Hasn’t the council wasted loads of money already?
When the council announces cuts to services in order to balance its budget – a recent example being cutting £3m from the council tax reduction scheme that gives poorer households a discount on their council tax – people often mention famous cases of the council wasting vast sums of cash.
The biggest one recently was the cost of refurbishing Bristol Beacon, which has just reopened. The council initially was meant to stump up only £10m but this spiralled to £84m, prompting criticism from external auditors that the council underestimated the complexity and difficulty of the project and failed to have effective arrangements in place to prevent the bill spiralling.
This follows the saga of Bristol Energy, an energy company set up by the council that means £36.5m of public money went down the drain. The council’s arrangements for making decisions about Bristol Energy were condemned as “inadequate” by auditors.

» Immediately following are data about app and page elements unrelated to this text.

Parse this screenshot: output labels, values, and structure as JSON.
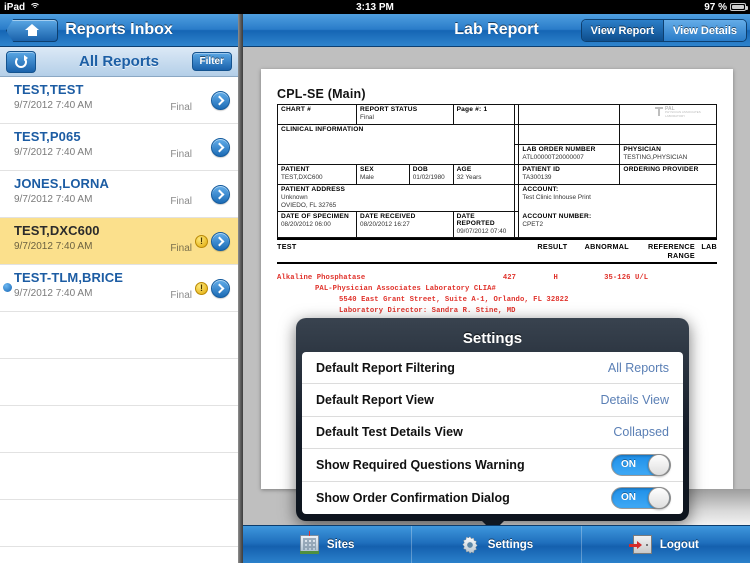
{
  "statusbar": {
    "device": "iPad",
    "time": "3:13 PM",
    "battery": "97 %",
    "wifi_icon": "wifi-icon",
    "battery_icon": "battery-icon"
  },
  "master": {
    "nav_title": "Reports Inbox",
    "home_icon": "home-icon",
    "subnav_title": "All Reports",
    "refresh_icon": "refresh-icon",
    "filter_label": "Filter",
    "rows": [
      {
        "name": "TEST,TEST",
        "date": "9/7/2012 7:40 AM",
        "status": "Final",
        "selected": false,
        "unread": false,
        "warning": false
      },
      {
        "name": "TEST,P065",
        "date": "9/7/2012 7:40 AM",
        "status": "Final",
        "selected": false,
        "unread": false,
        "warning": false
      },
      {
        "name": "JONES,LORNA",
        "date": "9/7/2012 7:40 AM",
        "status": "Final",
        "selected": false,
        "unread": false,
        "warning": false
      },
      {
        "name": "TEST,DXC600",
        "date": "9/7/2012 7:40 AM",
        "status": "Final",
        "selected": true,
        "unread": false,
        "warning": true
      },
      {
        "name": "TEST-TLM,BRICE",
        "date": "9/7/2012 7:40 AM",
        "status": "Final",
        "selected": false,
        "unread": true,
        "warning": true
      }
    ],
    "empty_rows": 5
  },
  "detail": {
    "nav_title": "Lab Report",
    "share_icon": "share-icon",
    "segments": [
      {
        "label": "View Report",
        "active": false
      },
      {
        "label": "View Details",
        "active": true
      }
    ]
  },
  "report": {
    "title": "CPL-SE (Main)",
    "logo": {
      "line1": "PAL",
      "line2": "PHYSICIAN ASSOCIATES",
      "line3": "LABORATORY"
    },
    "chart_label": "CHART #",
    "chart_value": "",
    "report_status_label": "REPORT STATUS",
    "report_status_value": "Final",
    "page_label": "Page #: 1",
    "clinical_info_label": "CLINICAL INFORMATION",
    "clinical_info_value": "",
    "lab_order_number_label": "LAB ORDER NUMBER",
    "lab_order_number_value": "ATL00000T20000007",
    "physician_label": "PHYSICIAN",
    "physician_value": "TESTING,PHYSICIAN",
    "patient_label": "PATIENT",
    "patient_value": "TEST,DXC600",
    "sex_label": "SEX",
    "sex_value": "Male",
    "dob_label": "DOB",
    "dob_value": "01/02/1980",
    "age_label": "AGE",
    "age_value": "32 Years",
    "patient_id_label": "PATIENT ID",
    "patient_id_value": "TA300139",
    "ordering_provider_label": "ORDERING PROVIDER",
    "ordering_provider_value": "",
    "patient_address_label": "PATIENT ADDRESS",
    "patient_address_line1": "Unknown",
    "patient_address_line2": "OVIEDO, FL 32765",
    "account_label": "ACCOUNT:",
    "account_value": "Test Clinic Inhouse Print",
    "date_specimen_label": "DATE OF SPECIMEN",
    "date_specimen_value": "08/20/2012 06:00",
    "date_received_label": "DATE RECEIVED",
    "date_received_value": "08/20/2012 16:27",
    "date_reported_label": "DATE REPORTED",
    "date_reported_value": "09/07/2012 07:40",
    "account_number_label": "ACCOUNT NUMBER:",
    "account_number_value": "CPET2",
    "columns": {
      "test": "TEST",
      "result": "RESULT",
      "abnormal": "ABNORMAL",
      "reference_range": "REFERENCE RANGE",
      "lab": "LAB"
    },
    "results": [
      {
        "test": "Alkaline Phosphatase",
        "result": "427",
        "abnormal": "H",
        "reference_range": "35-126 U/L",
        "lab": ""
      }
    ],
    "lab_footer": [
      "PAL-Physician Associates Laboratory CLIA#",
      "5540 East Grant Street, Suite A-1, Orlando, FL 32822",
      "Laboratory Director: Sandra R. Stine, MD"
    ]
  },
  "settings_modal": {
    "title": "Settings",
    "rows": [
      {
        "label": "Default Report Filtering",
        "value": "All Reports",
        "type": "value"
      },
      {
        "label": "Default Report View",
        "value": "Details View",
        "type": "value"
      },
      {
        "label": "Default Test Details View",
        "value": "Collapsed",
        "type": "value"
      },
      {
        "label": "Show Required Questions Warning",
        "value": "ON",
        "type": "toggle"
      },
      {
        "label": "Show Order Confirmation Dialog",
        "value": "ON",
        "type": "toggle"
      }
    ]
  },
  "tabbar": {
    "tabs": [
      {
        "label": "Sites",
        "icon": "building-icon"
      },
      {
        "label": "Settings",
        "icon": "gear-icon"
      },
      {
        "label": "Logout",
        "icon": "logout-door-icon"
      }
    ]
  }
}
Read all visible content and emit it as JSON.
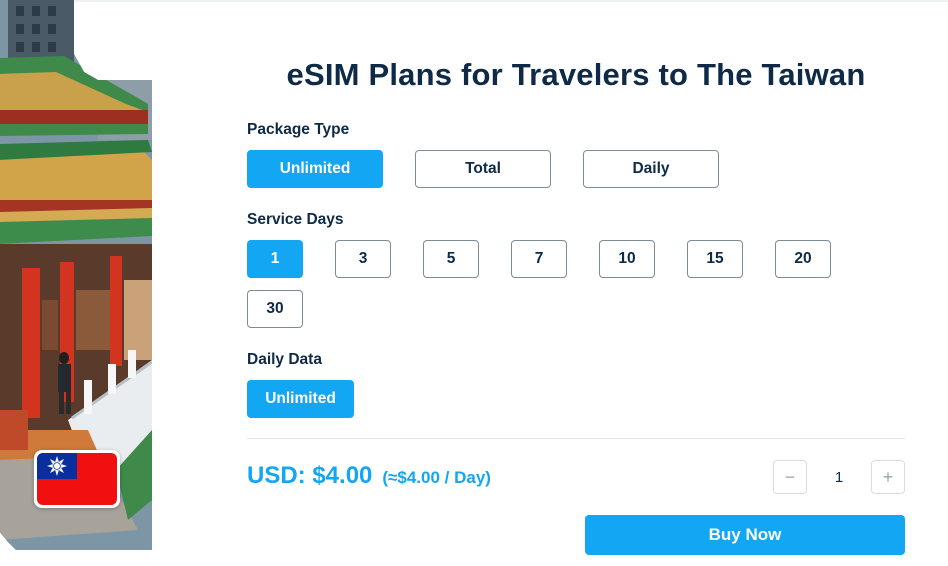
{
  "title": "eSIM Plans for Travelers to The Taiwan",
  "photo": {
    "subject": "taiwan-temple-photo",
    "flag": "taiwan-flag-icon"
  },
  "package_type": {
    "label": "Package Type",
    "options": [
      "Unlimited",
      "Total",
      "Daily"
    ],
    "selected": "Unlimited"
  },
  "service_days": {
    "label": "Service Days",
    "options": [
      "1",
      "3",
      "5",
      "7",
      "10",
      "15",
      "20",
      "30"
    ],
    "selected": "1"
  },
  "daily_data": {
    "label": "Daily Data",
    "options": [
      "Unlimited"
    ],
    "selected": "Unlimited"
  },
  "price": {
    "main": "USD: $4.00",
    "per_day": "(≈$4.00 / Day)"
  },
  "quantity": {
    "value": "1",
    "minus": "−",
    "plus": "+"
  },
  "buy_button": "Buy Now",
  "colors": {
    "accent": "#13a6f3",
    "text": "#0e2a47",
    "border": "#7c8c99"
  }
}
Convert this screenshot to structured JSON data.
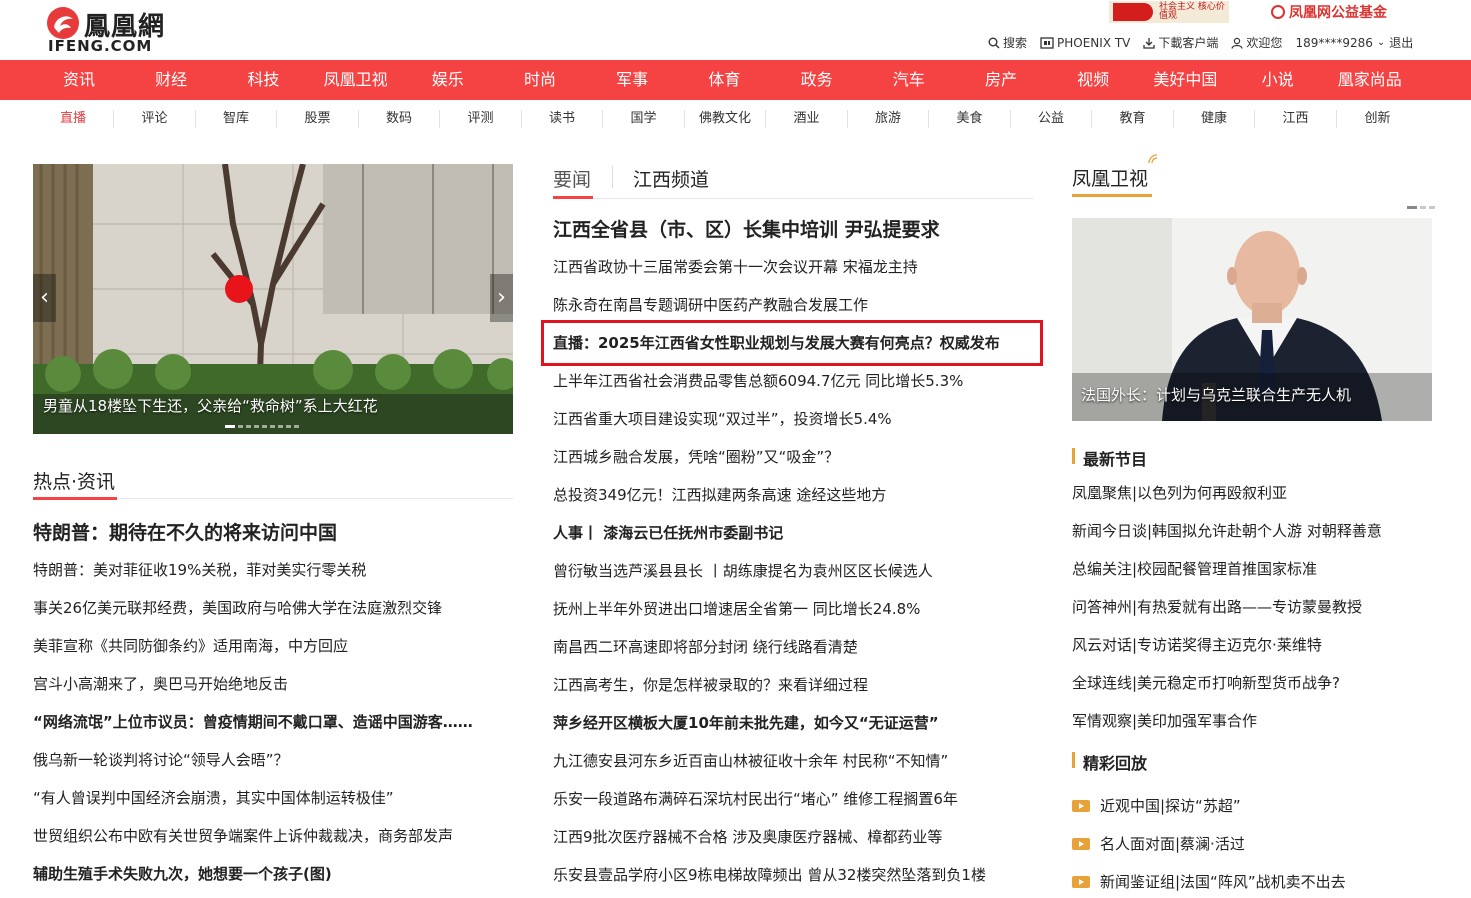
{
  "header": {
    "logo_cn": "鳳凰網",
    "logo_en": "IFENG.COM",
    "promo1_text": "社会主义 核心价值观",
    "promo2_text": "凤凰网公益基金",
    "top_links": {
      "search": "搜索",
      "phoenix_tv": "PHOENIX TV",
      "download": "下載客户端",
      "welcome": "欢迎您",
      "user": "189****9286",
      "logout": "退出"
    }
  },
  "main_nav": [
    "资讯",
    "财经",
    "科技",
    "凤凰卫视",
    "娱乐",
    "时尚",
    "军事",
    "体育",
    "政务",
    "汽车",
    "房产",
    "视频",
    "美好中国",
    "小说",
    "凰家尚品"
  ],
  "sub_nav": {
    "items": [
      "直播",
      "评论",
      "智库",
      "股票",
      "数码",
      "评测",
      "读书",
      "国学",
      "佛教文化",
      "酒业",
      "旅游",
      "美食",
      "公益",
      "教育",
      "健康",
      "江西",
      "创新"
    ],
    "active_index": 0
  },
  "carousel": {
    "caption": "男童从18楼坠下生还，父亲给“救命树”系上大红花",
    "prev": "‹",
    "next": "›",
    "slide_count": 9,
    "active_slide": 0
  },
  "hot": {
    "title": "热点·资讯",
    "lead": "特朗普：期待在不久的将来访问中国",
    "items": [
      {
        "text": "特朗普：美对菲征收19%关税，菲对美实行零关税",
        "bold": false
      },
      {
        "text": "事关26亿美元联邦经费，美国政府与哈佛大学在法庭激烈交锋",
        "bold": false
      },
      {
        "text": "美菲宣称《共同防御条约》适用南海，中方回应",
        "bold": false
      },
      {
        "text": "宫斗小高潮来了，奥巴马开始绝地反击",
        "bold": false
      },
      {
        "text": "“网络流氓”上位市议员：曾疫情期间不戴口罩、造谣中国游客……",
        "bold": true
      },
      {
        "text": "俄乌新一轮谈判将讨论“领导人会晤”？",
        "bold": false
      },
      {
        "text": "“有人曾误判中国经济会崩溃，其实中国体制运转极佳”",
        "bold": false
      },
      {
        "text": "世贸组织公布中欧有关世贸争端案件上诉仲裁裁决，商务部发声",
        "bold": false
      },
      {
        "text": "辅助生殖手术失败九次，她想要一个孩子(图)",
        "bold": true
      }
    ]
  },
  "news": {
    "tab_active": "要闻",
    "tab_other": "江西频道",
    "lead": "江西全省县（市、区）长集中培训 尹弘提要求",
    "items": [
      {
        "text": "江西省政协十三届常委会第十一次会议开幕 宋福龙主持",
        "bold": false
      },
      {
        "text": "陈永奇在南昌专题调研中医药产教融合发展工作",
        "bold": false
      },
      {
        "text": "直播：2025年江西省女性职业规划与发展大赛有何亮点？权威发布",
        "bold": true
      },
      {
        "text": "上半年江西省社会消费品零售总额6094.7亿元 同比增长5.3%",
        "bold": false
      },
      {
        "text": "江西省重大项目建设实现“双过半”，投资增长5.4%",
        "bold": false
      },
      {
        "text": "江西城乡融合发展，凭啥“圈粉”又“吸金”？",
        "bold": false
      },
      {
        "text": "总投资349亿元！江西拟建两条高速 途经这些地方",
        "bold": false
      },
      {
        "text": "人事丨 漆海云已任抚州市委副书记",
        "bold": true
      },
      {
        "text": "曾衍敏当选芦溪县县长 丨胡练康提名为袁州区区长候选人",
        "bold": false
      },
      {
        "text": "抚州上半年外贸进出口增速居全省第一 同比增长24.8%",
        "bold": false
      },
      {
        "text": "南昌西二环高速即将部分封闭 绕行线路看清楚",
        "bold": false
      },
      {
        "text": "江西高考生，你是怎样被录取的？来看详细过程",
        "bold": false
      },
      {
        "text": "萍乡经开区横板大厦10年前未批先建，如今又“无证运营”",
        "bold": true
      },
      {
        "text": "九江德安县河东乡近百亩山林被征收十余年 村民称“不知情”",
        "bold": false
      },
      {
        "text": "乐安一段道路布满碎石深坑村民出行“堵心” 维修工程搁置6年",
        "bold": false
      },
      {
        "text": "江西9批次医疗器械不合格 涉及奥康医疗器械、樟都药业等",
        "bold": false
      },
      {
        "text": "乐安县壹品学府小区9栋电梯故障频出 曾从32楼突然坠落到负1楼",
        "bold": false
      }
    ]
  },
  "tv": {
    "title": "凤凰卫视",
    "caption": "法国外长：计划与乌克兰联合生产无人机",
    "latest_title": "最新节目",
    "latest": [
      "凤凰聚焦|以色列为何再殴叙利亚",
      "新闻今日谈|韩国拟允许赴朝个人游 对朝释善意",
      "总编关注|校园配餐管理首推国家标准",
      "问答神州|有热爱就有出路——专访蒙曼教授",
      "风云对话|专访诺奖得主迈克尔·莱维特",
      "全球连线|美元稳定币打响新型货币战争?",
      "军情观察|美印加强军事合作"
    ],
    "replay_title": "精彩回放",
    "replay": [
      "近观中国|探访“苏超”",
      "名人面对面|蔡澜·活过",
      "新闻鉴证组|法国“阵风”战机卖不出去"
    ]
  },
  "colors": {
    "brand_red": "#f54343",
    "highlight_border": "#e0141f",
    "accent_gold": "#e8a23a"
  }
}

The projects are capital projects, which are one-off and funded through borrowing, so are different to the budget the council sets every year to deliver services. But these cases do show the importance of scrutinising financial decision making by cash-strapped councils.
What can be done about all this?
Green councillor for Hotwells and Harbourside Patrick McAllister told this week’s full council meeting: “We still face a £20 million budget gap next year, rising to nearly £32 million by .”
Without central government intervention, “the day will soon come where Bristol City Council is no longer able to meet its statutory service levels”, he warned.
“The primary cause of this is 13 cruel years of austerity from Westminster, starving public services of funding,” McAllister said. “This has been worsened by financial mismanagement at Bristol City Council. The human cost is obvious but dig a little deeper and the false economics of austerity are clear.”
The Lib Dem leader Andrew Brown said: “We desperately need a new funding settlement, this is unsustainable.”
Tory councillor Geoff Gollop, speaking on behalf of a cross-party group of councillors tasked with scrutinising the council’s financial outlook, said: “We want to see greater emphasis on innovating with invest to save.
By way of example, Gollop suggested “reducing the financial impact of emergency temporary accommodation by using our surplus property, and alleviating financial pressures with out-of-authority children’s care placements being brought within authority”.
Councils up and down the country are demanding more funding from the government. But we’ve been here before, and anything major is unlikely in the upcoming Autumn Statement on 22 November.
Despite some promises at this year’s Labour conference on granting local authorities in England greater powers over housing and planning, skills, energy and transport, as well as commitments to enable councillors to build more affordable housing, there hasn’t been any detailed reforms announced on funding for local government.
Sir Stephen Houghton, the leader of Barnsley Council and chair of the Special Interest Group of Municipal Authorities, has called on Labour to design a new funding formula for local councils if it wins next year’s general election, based on local needs for services.
Bristol City Council will set its budget for the next financial year in early 2024, which as it stands will include a further £17m of cuts to balance the budget.
Marvin Rees said: ”The scale of challenge facing local authorities financially is clearly illustrated by places like Wokingham and Birmingham. Local authorities could end up as places that simply provide adult social care and some children’s services, with no capacity to do anything else.”
Local government elections in May 2024 may mean a different party is in power. But it’s really the general election that will decide whether council funding is sustainable in the future.